**Problem description**
Return each record word for word, keeping none of its pictures.

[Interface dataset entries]
++++++++++++++++++++
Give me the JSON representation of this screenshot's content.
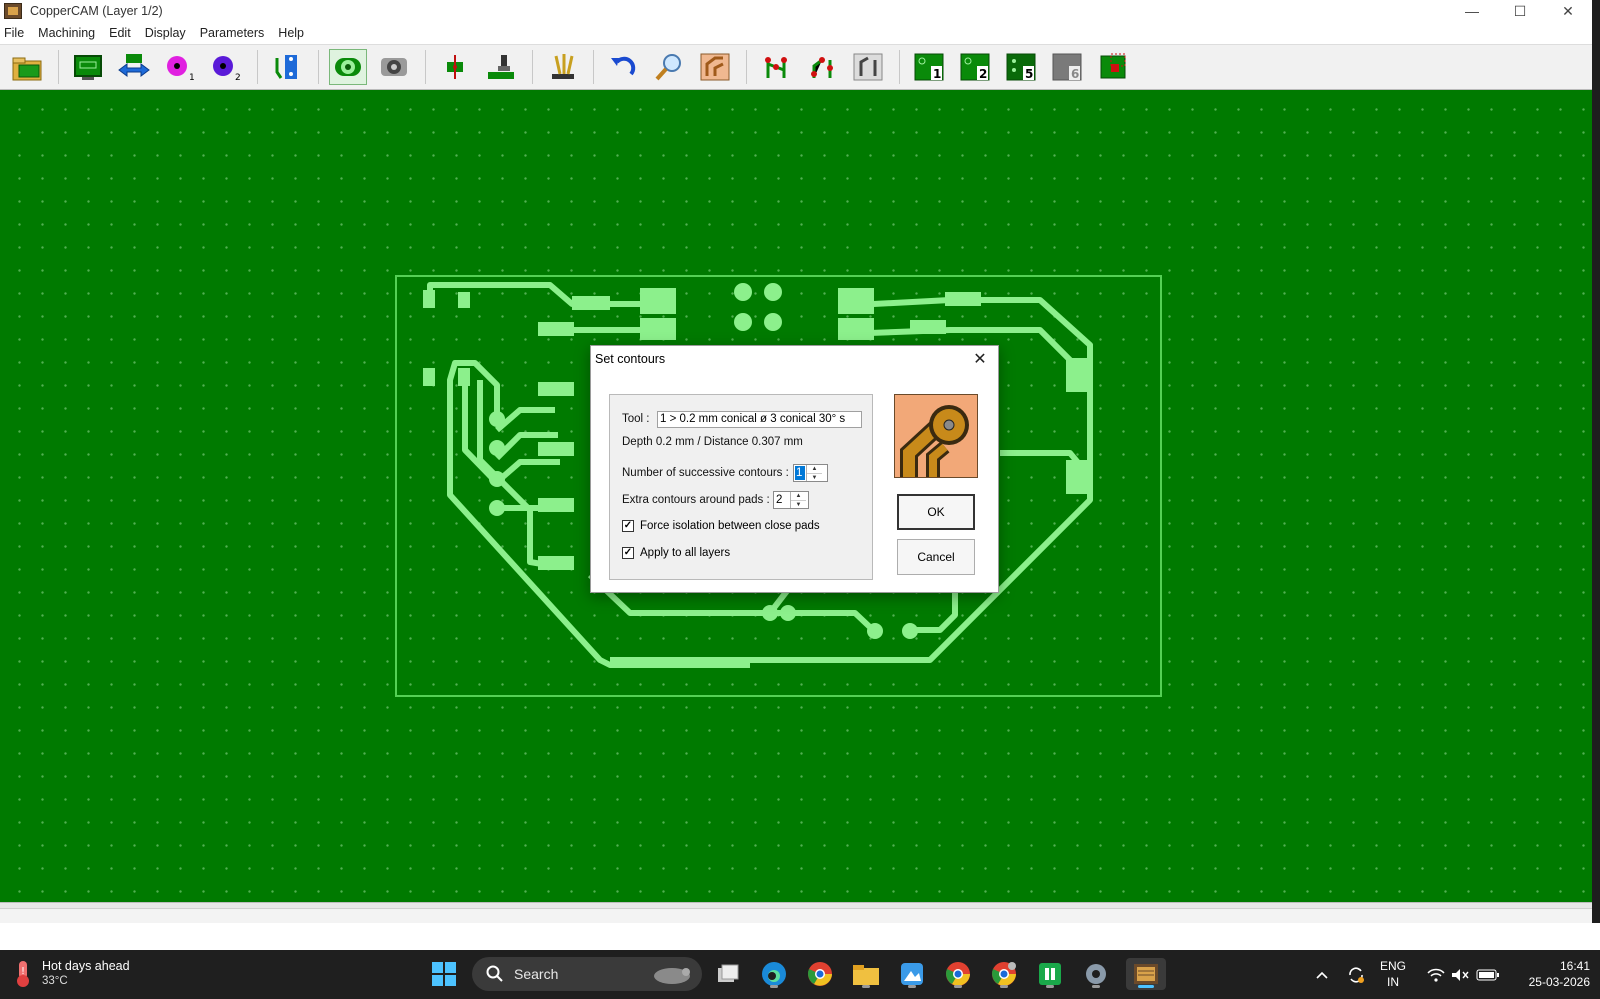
{
  "window": {
    "title": "CopperCAM   (Layer 1/2)",
    "minimize": "—",
    "maximize": "☐",
    "close": "✕"
  },
  "menu": [
    "File",
    "Machining",
    "Edit",
    "Display",
    "Parameters",
    "Help"
  ],
  "toolbar": {
    "via1_sub": "1",
    "via2_sub": "2",
    "layer1": "1",
    "layer2": "2",
    "layer5": "5",
    "layer6": "6"
  },
  "dialog": {
    "title": "Set contours",
    "close": "✕",
    "tool_label": "Tool :",
    "tool_value": "1 > 0.2  mm conical    ø 3   conical 30°   s",
    "depth_text": "Depth 0.2 mm  /  Distance 0.307 mm",
    "contours_label": "Number of successive contours :",
    "contours_value": "1",
    "extra_label": "Extra contours around pads :",
    "extra_value": "2",
    "force_label": "Force isolation between close pads",
    "force_checked": true,
    "apply_label": "Apply to all layers",
    "apply_checked": true,
    "ok": "OK",
    "cancel": "Cancel"
  },
  "taskbar": {
    "weather_title": "Hot days ahead",
    "weather_temp": "33°C",
    "search": "Search",
    "lang1": "ENG",
    "lang2": "IN",
    "time": "16:41",
    "date": "25-03-2026"
  },
  "colors": {
    "canvas": "#007a00",
    "copper": "#8cf08c",
    "outline": "#4fc64f"
  }
}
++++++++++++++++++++
**Output for this task**
Give me the JSON representation of this screenshot's content.
{
  "window": {
    "title": "CopperCAM   (Layer 1/2)",
    "minimize": "—",
    "maximize": "☐",
    "close": "✕"
  },
  "menu": [
    "File",
    "Machining",
    "Edit",
    "Display",
    "Parameters",
    "Help"
  ],
  "toolbar": {
    "via1_sub": "1",
    "via2_sub": "2",
    "layer1": "1",
    "layer2": "2",
    "layer5": "5",
    "layer6": "6"
  },
  "dialog": {
    "title": "Set contours",
    "close": "✕",
    "tool_label": "Tool :",
    "tool_value": "1 > 0.2  mm conical    ø 3   conical 30°   s",
    "depth_text": "Depth 0.2 mm  /  Distance 0.307 mm",
    "contours_label": "Number of successive contours :",
    "contours_value": "1",
    "extra_label": "Extra contours around pads :",
    "extra_value": "2",
    "force_label": "Force isolation between close pads",
    "force_checked": true,
    "apply_label": "Apply to all layers",
    "apply_checked": true,
    "ok": "OK",
    "cancel": "Cancel"
  },
  "taskbar": {
    "weather_title": "Hot days ahead",
    "weather_temp": "33°C",
    "search": "Search",
    "lang1": "ENG",
    "lang2": "IN",
    "time": "16:41",
    "date": "25-03-2026"
  },
  "colors": {
    "canvas": "#007a00",
    "copper": "#8cf08c",
    "outline": "#4fc64f"
  }
}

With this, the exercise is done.